The liability field in the Georgia record contains the following language: “Disclaimer: Settlement of a claim may occur for a variety of reasons which do not necessarily reflect negatively on the professional competence or conduct of the physician. A payment in settlement of a medical malpractice action or claim should not be construed as creating a presumption that medical malpractice has occurred.”
In other words, the data are accessible to the public, but the information is contextualized to mitigate facile misinterpretations.
What, then, might be lost by blocking public access to NPDB data? HHS’ online statement on transparency summarizes it nicely. More concretely, consider the groundbreaking work of John Wennberg, MD, MPH, the founder of the Dartmouth Atlas Project, who analyzed Medicare utilization patterns and shed light on a shocking epidemic of overtreatment that endangered patients and escalated costs. This prompted policymakers to think seriously about evidence-based medicine and the incentives created by fee-for-service payments. Or consider the Institute of Medicine’s landmark 1999 report, "To Err is Human", which increased awareness of the number of medical errors in the U.S. health care system and spurred more robust patient safety and quality-control measures. Efforts like these would not be possible without sufficient data transparency.

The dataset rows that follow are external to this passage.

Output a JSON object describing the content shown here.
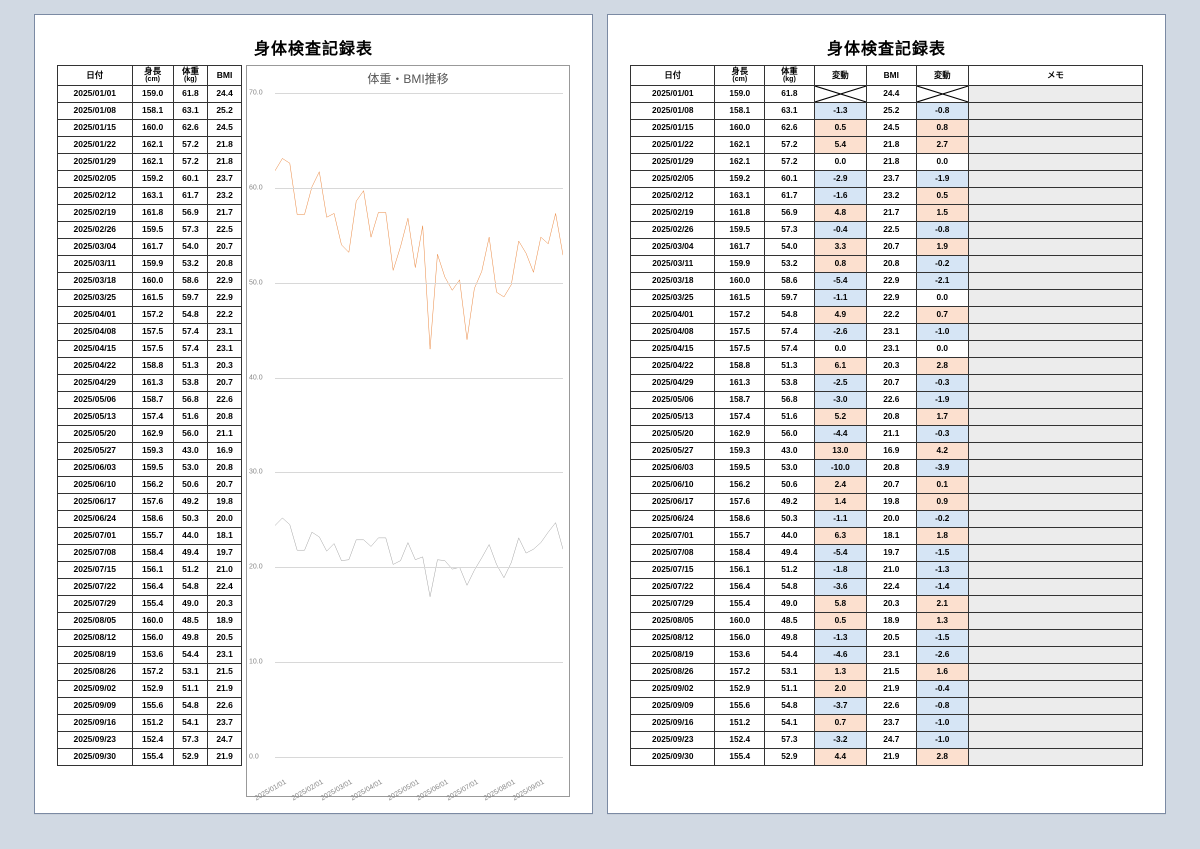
{
  "title": "身体検査記録表",
  "headers1": {
    "date": "日付",
    "height": "身長",
    "height_unit": "(cm)",
    "weight": "体重",
    "weight_unit": "(kg)",
    "bmi": "BMI"
  },
  "headers2": {
    "date": "日付",
    "height": "身長",
    "height_unit": "(cm)",
    "weight": "体重",
    "weight_unit": "(kg)",
    "diff_w": "変動",
    "bmi": "BMI",
    "diff_b": "変動",
    "memo": "メモ"
  },
  "chart_title": "体重・BMI推移",
  "chart_data": {
    "type": "line",
    "ylim": [
      0,
      70
    ],
    "yticks": [
      0,
      10,
      20,
      30,
      40,
      50,
      60,
      70
    ],
    "x_labels": [
      "2025/01/01",
      "2025/02/01",
      "2025/03/01",
      "2025/04/01",
      "2025/05/01",
      "2025/06/01",
      "2025/07/01",
      "2025/08/01",
      "2025/09/01"
    ],
    "series": [
      {
        "name": "体重",
        "color": "#e87b2b"
      },
      {
        "name": "BMI",
        "color": "#9a9a9a"
      }
    ]
  },
  "rows": [
    {
      "date": "2025/01/01",
      "h": 159.0,
      "w": 61.8,
      "bmi": 24.4,
      "dw": null,
      "db": null
    },
    {
      "date": "2025/01/08",
      "h": 158.1,
      "w": 63.1,
      "bmi": 25.2,
      "dw": -1.3,
      "db": -0.8
    },
    {
      "date": "2025/01/15",
      "h": 160.0,
      "w": 62.6,
      "bmi": 24.5,
      "dw": 0.5,
      "db": 0.8
    },
    {
      "date": "2025/01/22",
      "h": 162.1,
      "w": 57.2,
      "bmi": 21.8,
      "dw": 5.4,
      "db": 2.7
    },
    {
      "date": "2025/01/29",
      "h": 162.1,
      "w": 57.2,
      "bmi": 21.8,
      "dw": 0.0,
      "db": 0.0
    },
    {
      "date": "2025/02/05",
      "h": 159.2,
      "w": 60.1,
      "bmi": 23.7,
      "dw": -2.9,
      "db": -1.9
    },
    {
      "date": "2025/02/12",
      "h": 163.1,
      "w": 61.7,
      "bmi": 23.2,
      "dw": -1.6,
      "db": 0.5
    },
    {
      "date": "2025/02/19",
      "h": 161.8,
      "w": 56.9,
      "bmi": 21.7,
      "dw": 4.8,
      "db": 1.5
    },
    {
      "date": "2025/02/26",
      "h": 159.5,
      "w": 57.3,
      "bmi": 22.5,
      "dw": -0.4,
      "db": -0.8
    },
    {
      "date": "2025/03/04",
      "h": 161.7,
      "w": 54.0,
      "bmi": 20.7,
      "dw": 3.3,
      "db": 1.9
    },
    {
      "date": "2025/03/11",
      "h": 159.9,
      "w": 53.2,
      "bmi": 20.8,
      "dw": 0.8,
      "db": -0.2
    },
    {
      "date": "2025/03/18",
      "h": 160.0,
      "w": 58.6,
      "bmi": 22.9,
      "dw": -5.4,
      "db": -2.1
    },
    {
      "date": "2025/03/25",
      "h": 161.5,
      "w": 59.7,
      "bmi": 22.9,
      "dw": -1.1,
      "db": 0.0
    },
    {
      "date": "2025/04/01",
      "h": 157.2,
      "w": 54.8,
      "bmi": 22.2,
      "dw": 4.9,
      "db": 0.7
    },
    {
      "date": "2025/04/08",
      "h": 157.5,
      "w": 57.4,
      "bmi": 23.1,
      "dw": -2.6,
      "db": -1.0
    },
    {
      "date": "2025/04/15",
      "h": 157.5,
      "w": 57.4,
      "bmi": 23.1,
      "dw": 0.0,
      "db": 0.0
    },
    {
      "date": "2025/04/22",
      "h": 158.8,
      "w": 51.3,
      "bmi": 20.3,
      "dw": 6.1,
      "db": 2.8
    },
    {
      "date": "2025/04/29",
      "h": 161.3,
      "w": 53.8,
      "bmi": 20.7,
      "dw": -2.5,
      "db": -0.3
    },
    {
      "date": "2025/05/06",
      "h": 158.7,
      "w": 56.8,
      "bmi": 22.6,
      "dw": -3.0,
      "db": -1.9
    },
    {
      "date": "2025/05/13",
      "h": 157.4,
      "w": 51.6,
      "bmi": 20.8,
      "dw": 5.2,
      "db": 1.7
    },
    {
      "date": "2025/05/20",
      "h": 162.9,
      "w": 56.0,
      "bmi": 21.1,
      "dw": -4.4,
      "db": -0.3
    },
    {
      "date": "2025/05/27",
      "h": 159.3,
      "w": 43.0,
      "bmi": 16.9,
      "dw": 13.0,
      "db": 4.2
    },
    {
      "date": "2025/06/03",
      "h": 159.5,
      "w": 53.0,
      "bmi": 20.8,
      "dw": -10.0,
      "db": -3.9
    },
    {
      "date": "2025/06/10",
      "h": 156.2,
      "w": 50.6,
      "bmi": 20.7,
      "dw": 2.4,
      "db": 0.1
    },
    {
      "date": "2025/06/17",
      "h": 157.6,
      "w": 49.2,
      "bmi": 19.8,
      "dw": 1.4,
      "db": 0.9
    },
    {
      "date": "2025/06/24",
      "h": 158.6,
      "w": 50.3,
      "bmi": 20.0,
      "dw": -1.1,
      "db": -0.2
    },
    {
      "date": "2025/07/01",
      "h": 155.7,
      "w": 44.0,
      "bmi": 18.1,
      "dw": 6.3,
      "db": 1.8
    },
    {
      "date": "2025/07/08",
      "h": 158.4,
      "w": 49.4,
      "bmi": 19.7,
      "dw": -5.4,
      "db": -1.5
    },
    {
      "date": "2025/07/15",
      "h": 156.1,
      "w": 51.2,
      "bmi": 21.0,
      "dw": -1.8,
      "db": -1.3
    },
    {
      "date": "2025/07/22",
      "h": 156.4,
      "w": 54.8,
      "bmi": 22.4,
      "dw": -3.6,
      "db": -1.4
    },
    {
      "date": "2025/07/29",
      "h": 155.4,
      "w": 49.0,
      "bmi": 20.3,
      "dw": 5.8,
      "db": 2.1
    },
    {
      "date": "2025/08/05",
      "h": 160.0,
      "w": 48.5,
      "bmi": 18.9,
      "dw": 0.5,
      "db": 1.3
    },
    {
      "date": "2025/08/12",
      "h": 156.0,
      "w": 49.8,
      "bmi": 20.5,
      "dw": -1.3,
      "db": -1.5
    },
    {
      "date": "2025/08/19",
      "h": 153.6,
      "w": 54.4,
      "bmi": 23.1,
      "dw": -4.6,
      "db": -2.6
    },
    {
      "date": "2025/08/26",
      "h": 157.2,
      "w": 53.1,
      "bmi": 21.5,
      "dw": 1.3,
      "db": 1.6
    },
    {
      "date": "2025/09/02",
      "h": 152.9,
      "w": 51.1,
      "bmi": 21.9,
      "dw": 2.0,
      "db": -0.4
    },
    {
      "date": "2025/09/09",
      "h": 155.6,
      "w": 54.8,
      "bmi": 22.6,
      "dw": -3.7,
      "db": -0.8
    },
    {
      "date": "2025/09/16",
      "h": 151.2,
      "w": 54.1,
      "bmi": 23.7,
      "dw": 0.7,
      "db": -1.0
    },
    {
      "date": "2025/09/23",
      "h": 152.4,
      "w": 57.3,
      "bmi": 24.7,
      "dw": -3.2,
      "db": -1.0
    },
    {
      "date": "2025/09/30",
      "h": 155.4,
      "w": 52.9,
      "bmi": 21.9,
      "dw": 4.4,
      "db": 2.8
    }
  ]
}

Of course, one could distinguish the Dartmouth Atlas and the IOM report as aggregating systemic data and not singling out any health professional, as The Kansas City Star article did. The argument then becomes one of protecting individual physicians from unfair opprobrium rather than shielding the entire medical profession from scrutiny. The Internet was not a factor when the data bank public-use file was initiated, and HHS could not have anticipated the ease with which de-indentified data could be triangulated to a particular doctor.
Does the possibility of identifying a particular physician represent a harmful breach of confidentiality? In the case of morbidity and mortality conferences or other peer review sessions, yes, such breaches of confidentiality would be extremely harmful. Participants in these quality review processes would not be as honest and forthcoming, and that would impact health care quality and safety negatively.
But as states such as California and New York have discovered, providing public access to individual physician disciplinary and malpractice payment records has not undermined institutional quality-control measures like peer review of adverse outcomes, which weakens claims for keeping such information confidential.
Fazal Khan, MD, JD, associate professor, University of Georgia School of Law, Athens